While I hope we never reach the level of homogeneity that the borg possessed, there is a way to change the perception of education. If we use “the power of positive thinking” as I have often used, there is the potential for us to begin changing how the classroom and subsequently education is implemented and therefore viewed.
An individual has a thought. A pair has an idea. A group has a process. A mass has a movement. And when a movement has traction it changes a paradigm of thought. When the paradigm changes the mindset of a generation it become the norm. From a thought can come a revolution in education.
It takes time to rotate a sword to be able to rest on the broad side of the blade.
I do agree on your points regarding “assimilation.” Resistance is … what’s that word?
I am thinking in context of public schooling, and further, my own experience with it.
I also agree it’s not all worthless – testing, standards, educational continuity across a very large population spread out across a very large chunk of earth, all have their place, all are useful.
Lastly, I also agree with the notion that the fault does not lie exclusively with the educators. A student with a chronic case of apathy and a nonexistent work ethic that refuses to put in the attention or work required to understand a lesson or concept does not help.
Of course one could argue that apathy is a result or symptom of an education system that failed that student. In some cases I could see the merit of such an argument. In other cases I could not.
I’m not entirely sure why we’re so concerned with pointing fingers.
“That’s not important right now, what’s important … is figuring out whose fault this is.” – Randy Marsh

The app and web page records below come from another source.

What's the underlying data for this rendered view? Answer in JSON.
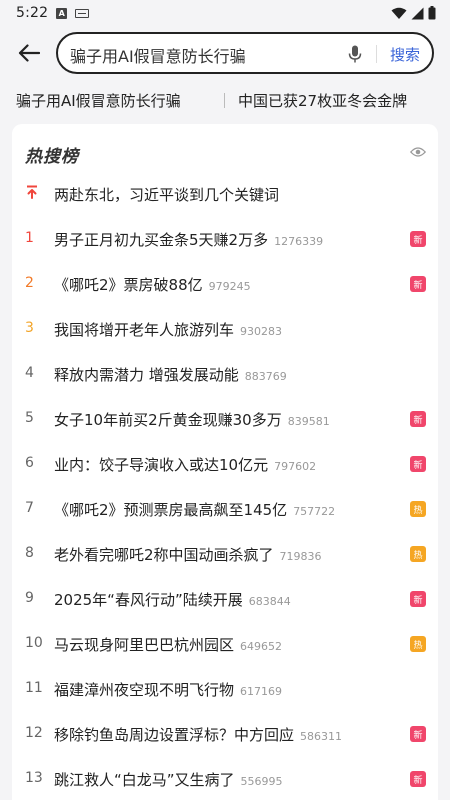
{
  "status_bar": {
    "time": "5:22",
    "notification_letter": "A"
  },
  "search": {
    "query": "骗子用AI假冒意防长行骗",
    "button_label": "搜索"
  },
  "hot_words": [
    "骗子用AI假冒意防长行骗",
    "中国已获27枚亚冬会金牌"
  ],
  "hot_list": {
    "title": "热搜榜",
    "items": [
      {
        "rank": "",
        "title": "两赴东北，习近平谈到几个关键词",
        "count": "",
        "badge": ""
      },
      {
        "rank": "1",
        "title": "男子正月初九买金条5天赚2万多",
        "count": "1276339",
        "badge": "新"
      },
      {
        "rank": "2",
        "title": "《哪吒2》票房破88亿",
        "count": "979245",
        "badge": "新"
      },
      {
        "rank": "3",
        "title": "我国将增开老年人旅游列车",
        "count": "930283",
        "badge": ""
      },
      {
        "rank": "4",
        "title": "释放内需潜力 增强发展动能",
        "count": "883769",
        "badge": ""
      },
      {
        "rank": "5",
        "title": "女子10年前买2斤黄金现赚30多万",
        "count": "839581",
        "badge": "新"
      },
      {
        "rank": "6",
        "title": "业内：饺子导演收入或达10亿元",
        "count": "797602",
        "badge": "新"
      },
      {
        "rank": "7",
        "title": "《哪吒2》预测票房最高飙至145亿",
        "count": "757722",
        "badge": "热"
      },
      {
        "rank": "8",
        "title": "老外看完哪吒2称中国动画杀疯了",
        "count": "719836",
        "badge": "热"
      },
      {
        "rank": "9",
        "title": "2025年“春风行动”陆续开展",
        "count": "683844",
        "badge": "新"
      },
      {
        "rank": "10",
        "title": "马云现身阿里巴巴杭州园区",
        "count": "649652",
        "badge": "热"
      },
      {
        "rank": "11",
        "title": "福建漳州夜空现不明飞行物",
        "count": "617169",
        "badge": ""
      },
      {
        "rank": "12",
        "title": "移除钓鱼岛周边设置浮标？中方回应",
        "count": "586311",
        "badge": "新"
      },
      {
        "rank": "13",
        "title": "跳江救人“白龙马”又生病了",
        "count": "556995",
        "badge": "新"
      }
    ]
  },
  "colors": {
    "accent": "#3a64d8",
    "badge_new": "#f0466b",
    "badge_hot": "#f5a623",
    "rank_1": "#f0463c",
    "rank_2": "#f27a28",
    "rank_3": "#f2a52a"
  }
}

Is it possible to do both, keep consistent standards across the board, yet provide individual attention to those willing to accept it?